WORK TO BE COMPLETED: Could you copy every line of the data that contains the word "Paramètres"?

EXCERPTED RECORDS:
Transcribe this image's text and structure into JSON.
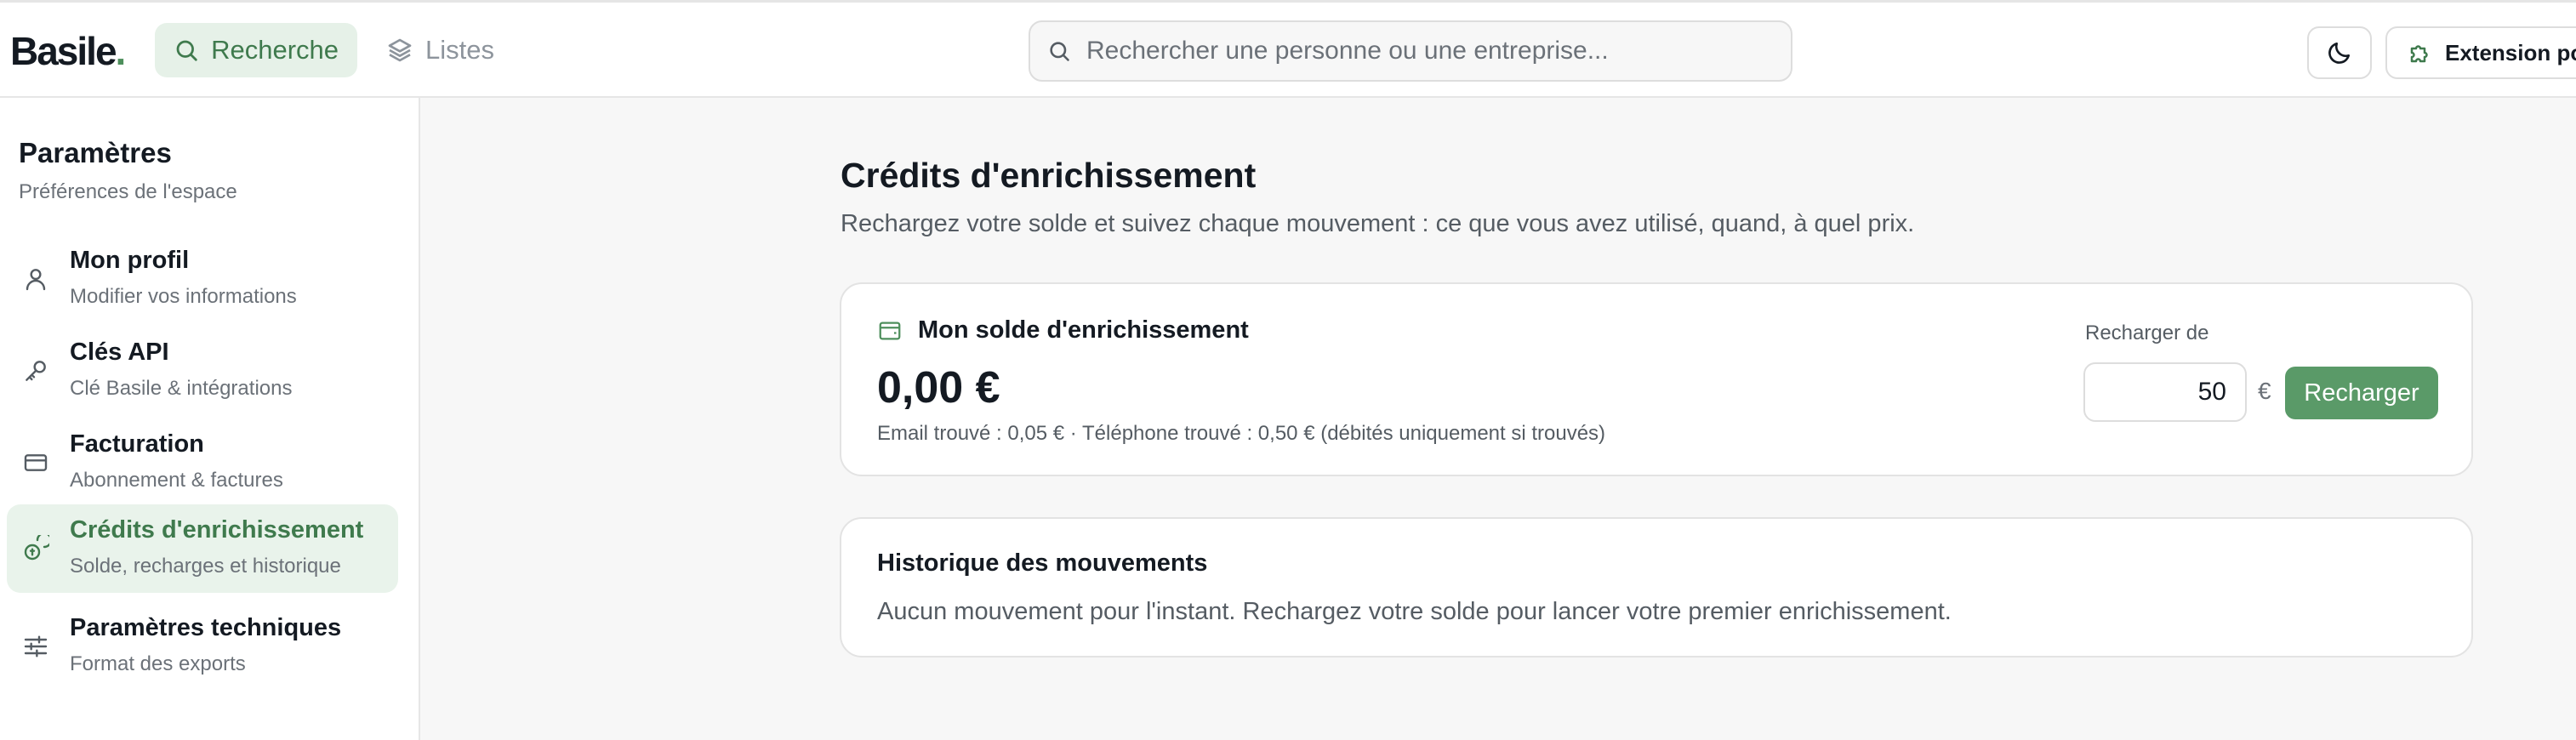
{
  "app": {
    "logo": "Basile",
    "logo_dot": "."
  },
  "topbar": {
    "tabs": [
      {
        "label": "Recherche",
        "icon": "search-icon",
        "active": true
      },
      {
        "label": "Listes",
        "icon": "layers-icon",
        "active": false
      }
    ],
    "search": {
      "placeholder": "Rechercher une personne ou une entreprise...",
      "value": ""
    },
    "theme_icon": "moon-icon",
    "extension_label": "Extension pour"
  },
  "sidebar": {
    "title": "Paramètres",
    "subtitle": "Préférences de l'espace",
    "items": [
      {
        "label": "Mon profil",
        "desc": "Modifier vos informations",
        "icon": "user-icon",
        "active": false
      },
      {
        "label": "Clés API",
        "desc": "Clé Basile & intégrations",
        "icon": "key-icon",
        "active": false
      },
      {
        "label": "Facturation",
        "desc": "Abonnement & factures",
        "icon": "credit-card-icon",
        "active": false
      },
      {
        "label": "Crédits d'enrichissement",
        "desc": "Solde, recharges et historique",
        "icon": "coins-icon",
        "active": true
      },
      {
        "label": "Paramètres techniques",
        "desc": "Format des exports",
        "icon": "sliders-icon",
        "active": false
      }
    ]
  },
  "main": {
    "title": "Crédits d'enrichissement",
    "subtitle": "Rechargez votre solde et suivez chaque mouvement : ce que vous avez utilisé, quand, à quel prix.",
    "balance": {
      "heading": "Mon solde d'enrichissement",
      "amount": "0,00 €",
      "pricing_note": "Email trouvé : 0,05 € · Téléphone trouvé : 0,50 € (débités uniquement si trouvés)",
      "recharge_label": "Recharger de",
      "recharge_value": "50",
      "currency": "€",
      "recharge_button": "Recharger"
    },
    "history": {
      "title": "Historique des mouvements",
      "empty": "Aucun mouvement pour l'instant. Rechargez votre solde pour lancer votre premier enrichissement."
    }
  },
  "colors": {
    "accent": "#5a9a68",
    "accent_text": "#3f7a4d",
    "accent_bg": "#e6f1e8"
  }
}
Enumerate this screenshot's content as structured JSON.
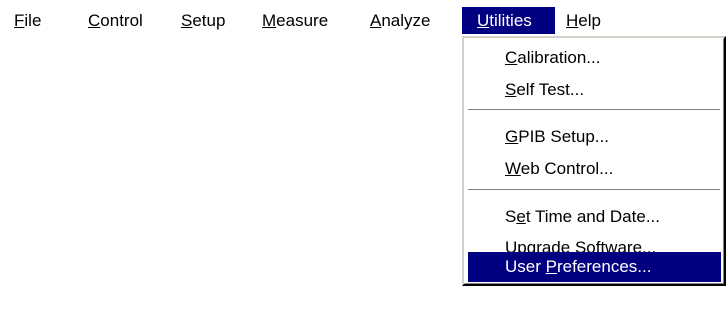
{
  "menubar": {
    "file": {
      "mnemonic": "F",
      "rest": "ile"
    },
    "control": {
      "mnemonic": "C",
      "rest": "ontrol"
    },
    "setup": {
      "mnemonic": "S",
      "rest": "etup"
    },
    "measure": {
      "mnemonic": "M",
      "rest": "easure"
    },
    "analyze": {
      "mnemonic": "A",
      "rest": "nalyze"
    },
    "utilities": {
      "mnemonic": "U",
      "rest": "tilities"
    },
    "help": {
      "mnemonic": "H",
      "rest": "elp"
    }
  },
  "utilities_menu": {
    "calibration": {
      "pre": "",
      "mnemonic": "C",
      "rest": "alibration..."
    },
    "self_test": {
      "pre": "",
      "mnemonic": "S",
      "rest": "elf Test..."
    },
    "gpib_setup": {
      "pre": "",
      "mnemonic": "G",
      "rest": "PIB Setup..."
    },
    "web_control": {
      "pre": "",
      "mnemonic": "W",
      "rest": "eb Control..."
    },
    "set_time_date": {
      "pre": "S",
      "mnemonic": "e",
      "rest": "t Time and Date..."
    },
    "upgrade_software": {
      "pre": "",
      "mnemonic": "U",
      "rest": "pgrade Software..."
    },
    "user_preferences": {
      "pre": "User ",
      "mnemonic": "P",
      "rest": "references..."
    }
  },
  "colors": {
    "highlight": "#000080",
    "highlight_text": "#ffffff",
    "menu_background": "#ffffff"
  }
}
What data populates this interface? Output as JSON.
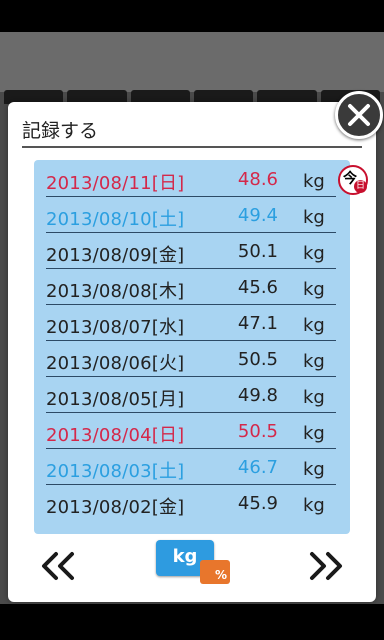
{
  "dialog": {
    "title": "記録する",
    "close_icon": "close-icon"
  },
  "today_badge": {
    "main": "今",
    "sub": "日"
  },
  "colors": {
    "sunday": "#d4284a",
    "saturday": "#2b9fe0",
    "weekday": "#222222",
    "panel": "#a8d4f2"
  },
  "records": [
    {
      "date": "2013/08/11[日]",
      "weight": "48.6",
      "unit": "kg",
      "day": "sunday"
    },
    {
      "date": "2013/08/10[土]",
      "weight": "49.4",
      "unit": "kg",
      "day": "saturday"
    },
    {
      "date": "2013/08/09[金]",
      "weight": "50.1",
      "unit": "kg",
      "day": "weekday"
    },
    {
      "date": "2013/08/08[木]",
      "weight": "45.6",
      "unit": "kg",
      "day": "weekday"
    },
    {
      "date": "2013/08/07[水]",
      "weight": "47.1",
      "unit": "kg",
      "day": "weekday"
    },
    {
      "date": "2013/08/06[火]",
      "weight": "50.5",
      "unit": "kg",
      "day": "weekday"
    },
    {
      "date": "2013/08/05[月]",
      "weight": "49.8",
      "unit": "kg",
      "day": "weekday"
    },
    {
      "date": "2013/08/04[日]",
      "weight": "50.5",
      "unit": "kg",
      "day": "sunday"
    },
    {
      "date": "2013/08/03[土]",
      "weight": "46.7",
      "unit": "kg",
      "day": "saturday"
    },
    {
      "date": "2013/08/02[金]",
      "weight": "45.9",
      "unit": "kg",
      "day": "weekday"
    }
  ],
  "footer": {
    "prev_label": "«",
    "next_label": "»",
    "unit_kg": "kg",
    "unit_pct": "%"
  }
}
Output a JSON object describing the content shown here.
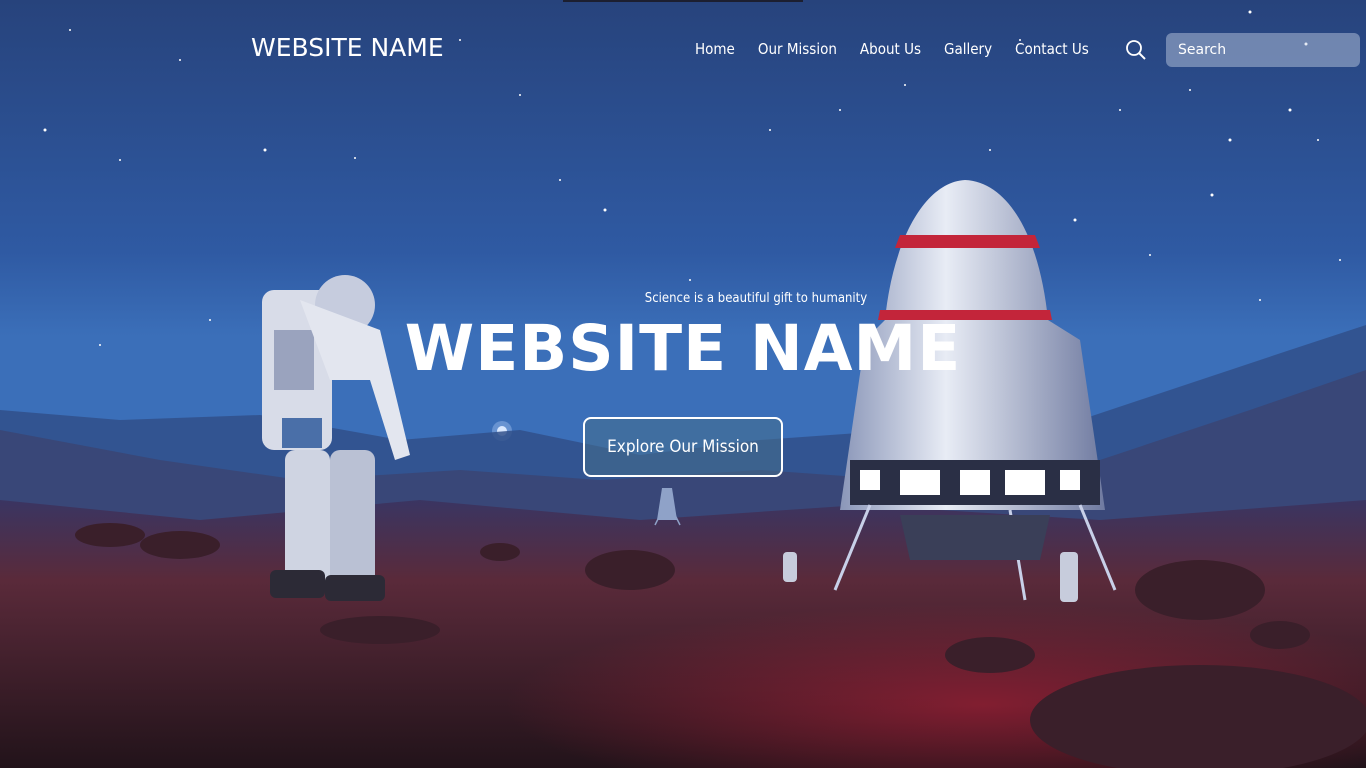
{
  "header": {
    "logo_text": "WEBSITE NAME",
    "nav": [
      {
        "label": "Home"
      },
      {
        "label": "Our Mission"
      },
      {
        "label": "About Us"
      },
      {
        "label": "Gallery"
      },
      {
        "label": "Contact Us"
      }
    ],
    "search": {
      "placeholder": "Search",
      "icon": "search-icon"
    }
  },
  "hero": {
    "tagline": "Science is a beautiful gift to humanity",
    "title": "WEBSITE NAME",
    "cta_label": "Explore Our Mission",
    "background_description_icon": "space-scene-background"
  },
  "colors": {
    "sky_top": "#2a4a85",
    "horizon": "#3a6bb8",
    "ground": "#4a2028",
    "text": "#ffffff"
  }
}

EXERCISE RESULT:
    "title": "Paramètres",
        "label": "Paramètres techniques",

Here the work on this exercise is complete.